  • Mediation: Before escalating to formal litigation, parties are encouraged to seek mediation. This involves a neutral mediator who assists the landlord and tenant in reaching a voluntary, mutually beneficial resolution.
  • Arbitration: As an alternative to court proceedings, arbitration can be sought, where an arbitrator will make decisions to resolve the issue, which are binding on both parties.
  • Rent Tribunal Courts: For more formal dispute resolution, many states in India have established Rent Tribunal Courts specifically designed to deal with rental disputes quickly and efficiently.
  • Eviction Procedures: Eviction is considered a last resort and must follow strict legal procedures.
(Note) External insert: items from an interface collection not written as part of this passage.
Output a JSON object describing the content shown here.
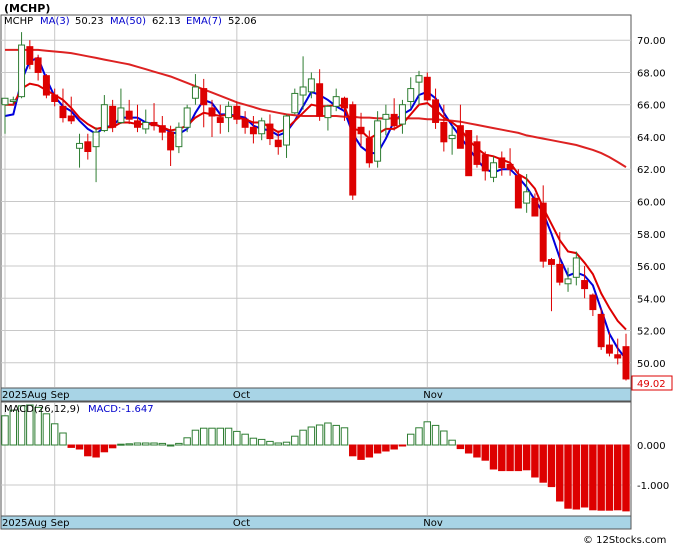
{
  "title": "(MCHP)",
  "watermark": "© 12Stocks.com",
  "price_panel": {
    "legend": {
      "ticker": "MCHP",
      "ma3_label": "MA(3)",
      "ma3_value": "50.23",
      "ma50_label": "MA(50)",
      "ma50_value": "62.13",
      "ema7_label": "EMA(7)",
      "ema7_value": "52.06"
    },
    "last_price": "49.02",
    "colors": {
      "up": "#2e7d32",
      "down": "#dd0000",
      "ma3": "#0000dd",
      "ma50": "#dd2222",
      "ema7": "#dd0000",
      "grid": "#c8c8c8",
      "axis_bar": "#a8d4e6"
    }
  },
  "macd_panel": {
    "legend": {
      "label": "MACD(26,12,9)",
      "value_label": "MACD:-1.647"
    },
    "colors": {
      "pos": "#2e7d32",
      "neg": "#dd0000"
    }
  },
  "x_axis": {
    "labels": [
      "2025Aug",
      "Sep",
      "Oct",
      "Nov"
    ]
  },
  "chart_data": [
    {
      "type": "candlestick",
      "name": "MCHP daily price",
      "ylim": [
        48.5,
        71.5
      ],
      "yticks": [
        50,
        52,
        54,
        56,
        58,
        60,
        62,
        64,
        66,
        68,
        70
      ],
      "x_labels": [
        {
          "text": "2025Aug",
          "index": 0
        },
        {
          "text": "Sep",
          "index": 6
        },
        {
          "text": "Oct",
          "index": 28
        },
        {
          "text": "Nov",
          "index": 51
        }
      ],
      "candles": [
        [
          66.0,
          66.4,
          64.2,
          66.4
        ],
        [
          66.2,
          66.5,
          66.0,
          66.3
        ],
        [
          66.5,
          70.5,
          66.4,
          69.7
        ],
        [
          69.6,
          70.0,
          68.2,
          68.5
        ],
        [
          68.9,
          69.1,
          67.5,
          68.0
        ],
        [
          67.8,
          67.9,
          66.4,
          66.6
        ],
        [
          66.6,
          67.0,
          65.9,
          66.2
        ],
        [
          65.9,
          67.0,
          64.9,
          65.2
        ],
        [
          65.3,
          66.5,
          64.8,
          65.0
        ],
        [
          63.3,
          64.2,
          62.1,
          63.6
        ],
        [
          63.7,
          64.2,
          62.6,
          63.1
        ],
        [
          63.4,
          64.6,
          61.2,
          64.3
        ],
        [
          64.4,
          66.6,
          64.3,
          66.0
        ],
        [
          65.9,
          66.3,
          64.3,
          64.6
        ],
        [
          64.9,
          67.0,
          64.8,
          65.8
        ],
        [
          65.6,
          66.3,
          64.8,
          65.1
        ],
        [
          65.0,
          66.0,
          64.3,
          64.6
        ],
        [
          64.5,
          65.7,
          64.2,
          64.9
        ],
        [
          64.9,
          66.1,
          64.4,
          64.7
        ],
        [
          64.7,
          65.3,
          63.8,
          64.3
        ],
        [
          64.3,
          64.7,
          62.2,
          63.2
        ],
        [
          63.4,
          64.9,
          63.0,
          64.6
        ],
        [
          64.6,
          66.0,
          64.3,
          65.8
        ],
        [
          66.4,
          67.9,
          66.0,
          67.1
        ],
        [
          67.0,
          67.6,
          64.6,
          66.0
        ],
        [
          65.8,
          66.3,
          64.0,
          65.3
        ],
        [
          65.2,
          66.0,
          64.2,
          64.9
        ],
        [
          65.2,
          66.2,
          64.3,
          65.9
        ],
        [
          65.9,
          66.2,
          64.8,
          65.1
        ],
        [
          65.1,
          65.6,
          64.2,
          64.6
        ],
        [
          64.6,
          65.3,
          63.6,
          64.2
        ],
        [
          64.2,
          65.2,
          63.8,
          65.0
        ],
        [
          64.8,
          65.4,
          63.5,
          63.9
        ],
        [
          63.8,
          64.4,
          62.9,
          63.4
        ],
        [
          63.5,
          65.4,
          62.7,
          65.3
        ],
        [
          65.5,
          67.0,
          65.4,
          66.7
        ],
        [
          66.6,
          69.0,
          65.7,
          67.1
        ],
        [
          66.8,
          68.0,
          66.4,
          67.6
        ],
        [
          67.3,
          68.2,
          65.0,
          65.3
        ],
        [
          65.2,
          66.0,
          64.4,
          65.9
        ],
        [
          65.9,
          67.0,
          65.6,
          66.5
        ],
        [
          66.4,
          66.5,
          65.0,
          65.8
        ],
        [
          66.0,
          66.2,
          60.1,
          60.4
        ],
        [
          64.6,
          65.5,
          63.4,
          64.2
        ],
        [
          63.9,
          64.4,
          62.1,
          62.4
        ],
        [
          62.5,
          65.6,
          62.1,
          65.0
        ],
        [
          65.1,
          66.0,
          64.1,
          65.4
        ],
        [
          65.4,
          66.4,
          64.4,
          64.7
        ],
        [
          64.8,
          66.3,
          64.2,
          66.0
        ],
        [
          66.2,
          67.7,
          65.8,
          67.0
        ],
        [
          67.4,
          68.1,
          66.0,
          67.8
        ],
        [
          67.7,
          68.0,
          66.2,
          66.3
        ],
        [
          66.3,
          67.0,
          64.5,
          64.9
        ],
        [
          64.9,
          66.0,
          63.1,
          63.7
        ],
        [
          63.9,
          64.7,
          62.9,
          64.1
        ],
        [
          64.7,
          66.0,
          63.5,
          63.3
        ],
        [
          64.4,
          64.4,
          61.6,
          61.6
        ],
        [
          63.7,
          64.1,
          62.1,
          62.3
        ],
        [
          62.9,
          63.1,
          61.3,
          61.9
        ],
        [
          61.5,
          62.8,
          61.2,
          62.4
        ],
        [
          62.7,
          63.1,
          61.6,
          62.1
        ],
        [
          62.3,
          63.3,
          61.6,
          62.0
        ],
        [
          61.6,
          62.0,
          59.6,
          59.6
        ],
        [
          59.9,
          61.7,
          59.3,
          60.6
        ],
        [
          60.2,
          60.5,
          59.1,
          59.1
        ],
        [
          59.9,
          61.0,
          55.9,
          56.3
        ],
        [
          56.4,
          56.5,
          53.2,
          56.1
        ],
        [
          56.1,
          58.1,
          54.8,
          55.0
        ],
        [
          54.9,
          55.9,
          54.4,
          55.2
        ],
        [
          55.3,
          56.9,
          54.8,
          56.5
        ],
        [
          55.1,
          56.0,
          54.0,
          54.6
        ],
        [
          54.2,
          54.3,
          52.9,
          53.3
        ],
        [
          53.0,
          53.4,
          50.8,
          51.0
        ],
        [
          51.1,
          51.9,
          50.4,
          50.6
        ],
        [
          50.5,
          51.5,
          49.9,
          50.3
        ],
        [
          51.0,
          51.8,
          48.9,
          49.0
        ]
      ],
      "series": [
        {
          "name": "MA(3)",
          "values": [
            65.3,
            65.4,
            67.5,
            68.7,
            68.9,
            67.6,
            66.5,
            65.9,
            65.6,
            65.0,
            64.5,
            64.2,
            64.6,
            64.7,
            65.2,
            65.2,
            65.2,
            64.9,
            64.8,
            64.6,
            64.3,
            64.2,
            64.5,
            65.5,
            66.3,
            66.1,
            65.4,
            65.4,
            65.3,
            65.2,
            64.7,
            64.5,
            64.4,
            64.1,
            64.3,
            65.0,
            65.9,
            66.8,
            66.6,
            66.3,
            65.9,
            65.6,
            64.2,
            63.4,
            63.0,
            63.0,
            63.9,
            65.0,
            65.4,
            65.7,
            66.6,
            66.8,
            66.4,
            65.5,
            64.7,
            64.0,
            63.3,
            62.6,
            62.0,
            61.8,
            62.0,
            62.0,
            61.5,
            60.9,
            60.1,
            59.3,
            58.0,
            56.5,
            55.4,
            55.6,
            55.4,
            54.8,
            53.3,
            51.8,
            50.9,
            50.23
          ]
        },
        {
          "name": "MA(50)",
          "values": [
            69.4,
            69.4,
            69.4,
            69.4,
            69.4,
            69.35,
            69.3,
            69.25,
            69.2,
            69.1,
            69.0,
            68.9,
            68.8,
            68.7,
            68.6,
            68.5,
            68.35,
            68.2,
            68.05,
            67.9,
            67.75,
            67.55,
            67.35,
            67.15,
            66.95,
            66.75,
            66.55,
            66.35,
            66.15,
            66.0,
            65.85,
            65.7,
            65.6,
            65.5,
            65.4,
            65.35,
            65.3,
            65.3,
            65.3,
            65.3,
            65.3,
            65.25,
            65.25,
            65.2,
            65.2,
            65.15,
            65.15,
            65.15,
            65.15,
            65.15,
            65.15,
            65.1,
            65.1,
            65.05,
            65.0,
            64.95,
            64.85,
            64.75,
            64.65,
            64.55,
            64.45,
            64.35,
            64.25,
            64.1,
            64.0,
            63.9,
            63.8,
            63.7,
            63.6,
            63.5,
            63.35,
            63.2,
            63.0,
            62.75,
            62.45,
            62.13
          ]
        },
        {
          "name": "EMA(7)",
          "values": [
            66.0,
            66.0,
            67.0,
            67.3,
            67.2,
            66.9,
            66.6,
            66.3,
            65.8,
            65.2,
            64.8,
            64.5,
            64.6,
            64.6,
            64.9,
            64.9,
            64.8,
            64.8,
            64.8,
            64.6,
            64.4,
            64.5,
            64.7,
            65.2,
            65.5,
            65.4,
            65.3,
            65.4,
            65.2,
            65.1,
            64.9,
            64.9,
            64.6,
            64.3,
            64.5,
            65.0,
            65.5,
            66.0,
            65.9,
            65.9,
            66.0,
            65.9,
            64.5,
            64.4,
            63.9,
            64.2,
            64.5,
            64.5,
            64.8,
            65.4,
            66.0,
            66.1,
            65.7,
            65.2,
            64.9,
            64.5,
            63.8,
            63.3,
            62.9,
            62.8,
            62.6,
            62.4,
            61.7,
            61.4,
            60.8,
            59.6,
            58.6,
            57.6,
            56.9,
            56.8,
            56.2,
            55.5,
            54.3,
            53.4,
            52.6,
            52.06
          ]
        }
      ]
    },
    {
      "type": "bar",
      "name": "MACD histogram",
      "ylim": [
        -1.75,
        1.05
      ],
      "yticks": [
        0.0,
        -1.0
      ],
      "ytick_labels": [
        "0.000",
        "-1.000"
      ],
      "values": [
        0.73,
        0.87,
        0.98,
        1.0,
        0.94,
        0.78,
        0.53,
        0.3,
        -0.06,
        -0.1,
        -0.27,
        -0.3,
        -0.17,
        -0.07,
        0.02,
        0.03,
        0.05,
        0.05,
        0.05,
        0.04,
        0.0,
        0.04,
        0.18,
        0.37,
        0.42,
        0.42,
        0.42,
        0.42,
        0.34,
        0.27,
        0.17,
        0.14,
        0.09,
        0.05,
        0.07,
        0.22,
        0.37,
        0.45,
        0.5,
        0.55,
        0.49,
        0.43,
        -0.27,
        -0.36,
        -0.3,
        -0.2,
        -0.15,
        -0.1,
        -0.01,
        0.27,
        0.43,
        0.58,
        0.49,
        0.35,
        0.12,
        -0.09,
        -0.2,
        -0.3,
        -0.38,
        -0.6,
        -0.64,
        -0.64,
        -0.64,
        -0.62,
        -0.8,
        -0.93,
        -1.04,
        -1.4,
        -1.58,
        -1.6,
        -1.55,
        -1.62,
        -1.63,
        -1.63,
        -1.62,
        -1.647
      ]
    }
  ]
}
Apart from non-payment of rent and breach of rental agreement, legal grounds for eviction may include sub-letting without permission, misuse of property, or the landlord’s bona fide need for the property.
  • Notice Period: In cases of eviction, the tenant must be provided with a fair notice period to vacate the property, as defined by the rental agreement or state legislation.

When it comes to eviction, the due process must be adhered to, and tenants have the right to defend against eviction in court, provided there are valid grounds for such a defense. Landlords are prohibited from forcibly evicting tenants or cutting utilities as a means to evict without legal process.

Both parties’ understanding and cooperation with the eviction process and dispute resolution mechanisms under the Tenancy Act can ensure legal compliance and minimize potential conflicts. In navigating these processes, legal assistance can be immensely helpful. Contacting professional services, such as NRI Legal Services, can provide necessary guidance and representation tailored to the specific needs of individuals, especially for the uninitiated or those residing abroad.

The resolution of tenancy disputes or the execution of an eviction can be complex and vary from state to state. Having up-to-date information and expert advice is crucial for understanding the Tenancy Act in India, maintaining the integrity of the landlord-tenant relationship and ensuring that the rights of both parties are protected under the auspices of Indian law.